### Exercise details
Omit the pictures and copy the entries exactly.

### Given information
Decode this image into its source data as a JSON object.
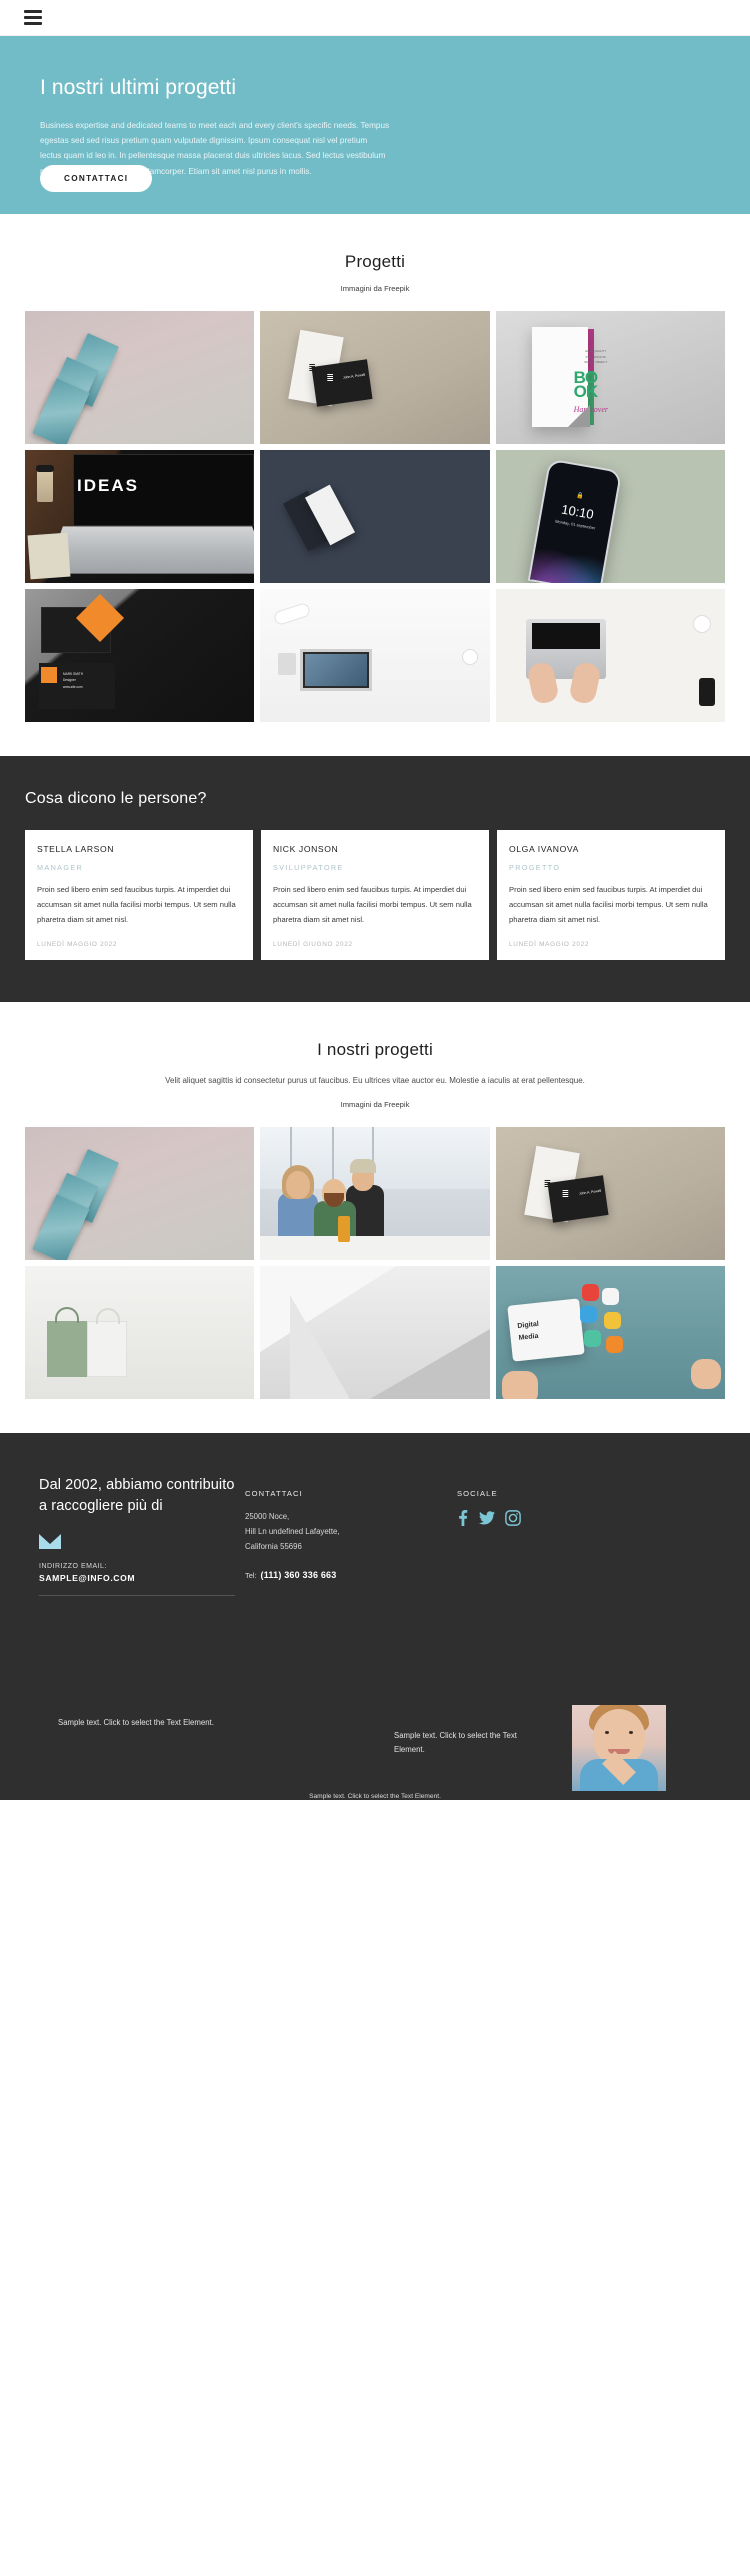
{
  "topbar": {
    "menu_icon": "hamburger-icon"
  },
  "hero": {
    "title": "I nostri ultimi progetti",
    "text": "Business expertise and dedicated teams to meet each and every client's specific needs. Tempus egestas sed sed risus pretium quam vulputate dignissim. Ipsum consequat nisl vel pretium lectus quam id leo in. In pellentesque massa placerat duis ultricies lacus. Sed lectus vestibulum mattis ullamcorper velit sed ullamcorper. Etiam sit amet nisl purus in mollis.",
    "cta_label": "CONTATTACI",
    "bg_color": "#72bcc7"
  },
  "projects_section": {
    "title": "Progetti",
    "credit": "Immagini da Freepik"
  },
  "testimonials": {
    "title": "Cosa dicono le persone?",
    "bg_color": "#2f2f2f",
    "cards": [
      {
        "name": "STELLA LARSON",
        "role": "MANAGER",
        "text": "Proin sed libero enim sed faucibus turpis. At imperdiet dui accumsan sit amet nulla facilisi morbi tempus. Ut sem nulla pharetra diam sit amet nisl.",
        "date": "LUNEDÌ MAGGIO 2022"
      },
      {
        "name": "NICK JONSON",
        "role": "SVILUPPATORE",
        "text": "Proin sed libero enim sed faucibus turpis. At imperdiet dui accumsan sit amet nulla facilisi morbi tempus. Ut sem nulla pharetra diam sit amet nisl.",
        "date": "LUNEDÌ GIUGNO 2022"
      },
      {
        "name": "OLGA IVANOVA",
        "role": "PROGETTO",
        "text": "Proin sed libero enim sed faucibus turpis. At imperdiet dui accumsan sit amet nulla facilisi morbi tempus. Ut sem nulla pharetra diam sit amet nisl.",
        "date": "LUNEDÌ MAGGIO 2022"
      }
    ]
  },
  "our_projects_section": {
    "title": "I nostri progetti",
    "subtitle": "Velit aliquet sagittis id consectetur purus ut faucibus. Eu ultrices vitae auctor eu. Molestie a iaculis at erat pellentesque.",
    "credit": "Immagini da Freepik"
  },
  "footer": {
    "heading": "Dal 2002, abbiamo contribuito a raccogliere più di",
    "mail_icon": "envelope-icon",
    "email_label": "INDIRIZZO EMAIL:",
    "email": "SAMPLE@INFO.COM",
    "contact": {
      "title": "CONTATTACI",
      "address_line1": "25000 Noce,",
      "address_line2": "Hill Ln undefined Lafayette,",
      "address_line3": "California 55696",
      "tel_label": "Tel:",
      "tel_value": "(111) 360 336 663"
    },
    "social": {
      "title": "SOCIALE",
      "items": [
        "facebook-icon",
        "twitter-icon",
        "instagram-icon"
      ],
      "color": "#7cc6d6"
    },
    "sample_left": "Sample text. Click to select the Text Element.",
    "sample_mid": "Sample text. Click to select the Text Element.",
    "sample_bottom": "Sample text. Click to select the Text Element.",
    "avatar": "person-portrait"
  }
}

### Solution
Decode this image into its source data as a JSON object.
{
  "topbar": {
    "menu_icon": "hamburger-icon"
  },
  "hero": {
    "title": "I nostri ultimi progetti",
    "text": "Business expertise and dedicated teams to meet each and every client's specific needs. Tempus egestas sed sed risus pretium quam vulputate dignissim. Ipsum consequat nisl vel pretium lectus quam id leo in. In pellentesque massa placerat duis ultricies lacus. Sed lectus vestibulum mattis ullamcorper velit sed ullamcorper. Etiam sit amet nisl purus in mollis.",
    "cta_label": "CONTATTACI",
    "bg_color": "#72bcc7"
  },
  "projects_section": {
    "title": "Progetti",
    "credit": "Immagini da Freepik"
  },
  "testimonials": {
    "title": "Cosa dicono le persone?",
    "bg_color": "#2f2f2f",
    "cards": [
      {
        "name": "STELLA LARSON",
        "role": "MANAGER",
        "text": "Proin sed libero enim sed faucibus turpis. At imperdiet dui accumsan sit amet nulla facilisi morbi tempus. Ut sem nulla pharetra diam sit amet nisl.",
        "date": "LUNEDÌ MAGGIO 2022"
      },
      {
        "name": "NICK JONSON",
        "role": "SVILUPPATORE",
        "text": "Proin sed libero enim sed faucibus turpis. At imperdiet dui accumsan sit amet nulla facilisi morbi tempus. Ut sem nulla pharetra diam sit amet nisl.",
        "date": "LUNEDÌ GIUGNO 2022"
      },
      {
        "name": "OLGA IVANOVA",
        "role": "PROGETTO",
        "text": "Proin sed libero enim sed faucibus turpis. At imperdiet dui accumsan sit amet nulla facilisi morbi tempus. Ut sem nulla pharetra diam sit amet nisl.",
        "date": "LUNEDÌ MAGGIO 2022"
      }
    ]
  },
  "our_projects_section": {
    "title": "I nostri progetti",
    "subtitle": "Velit aliquet sagittis id consectetur purus ut faucibus. Eu ultrices vitae auctor eu. Molestie a iaculis at erat pellentesque.",
    "credit": "Immagini da Freepik"
  },
  "footer": {
    "heading": "Dal 2002, abbiamo contribuito a raccogliere più di",
    "mail_icon": "envelope-icon",
    "email_label": "INDIRIZZO EMAIL:",
    "email": "SAMPLE@INFO.COM",
    "contact": {
      "title": "CONTATTACI",
      "address_line1": "25000 Noce,",
      "address_line2": "Hill Ln undefined Lafayette,",
      "address_line3": "California 55696",
      "tel_label": "Tel:",
      "tel_value": "(111) 360 336 663"
    },
    "social": {
      "title": "SOCIALE",
      "items": [
        "facebook-icon",
        "twitter-icon",
        "instagram-icon"
      ],
      "color": "#7cc6d6"
    },
    "sample_left": "Sample text. Click to select the Text Element.",
    "sample_mid": "Sample text. Click to select the Text Element.",
    "sample_bottom": "Sample text. Click to select the Text Element.",
    "avatar": "person-portrait"
  }
}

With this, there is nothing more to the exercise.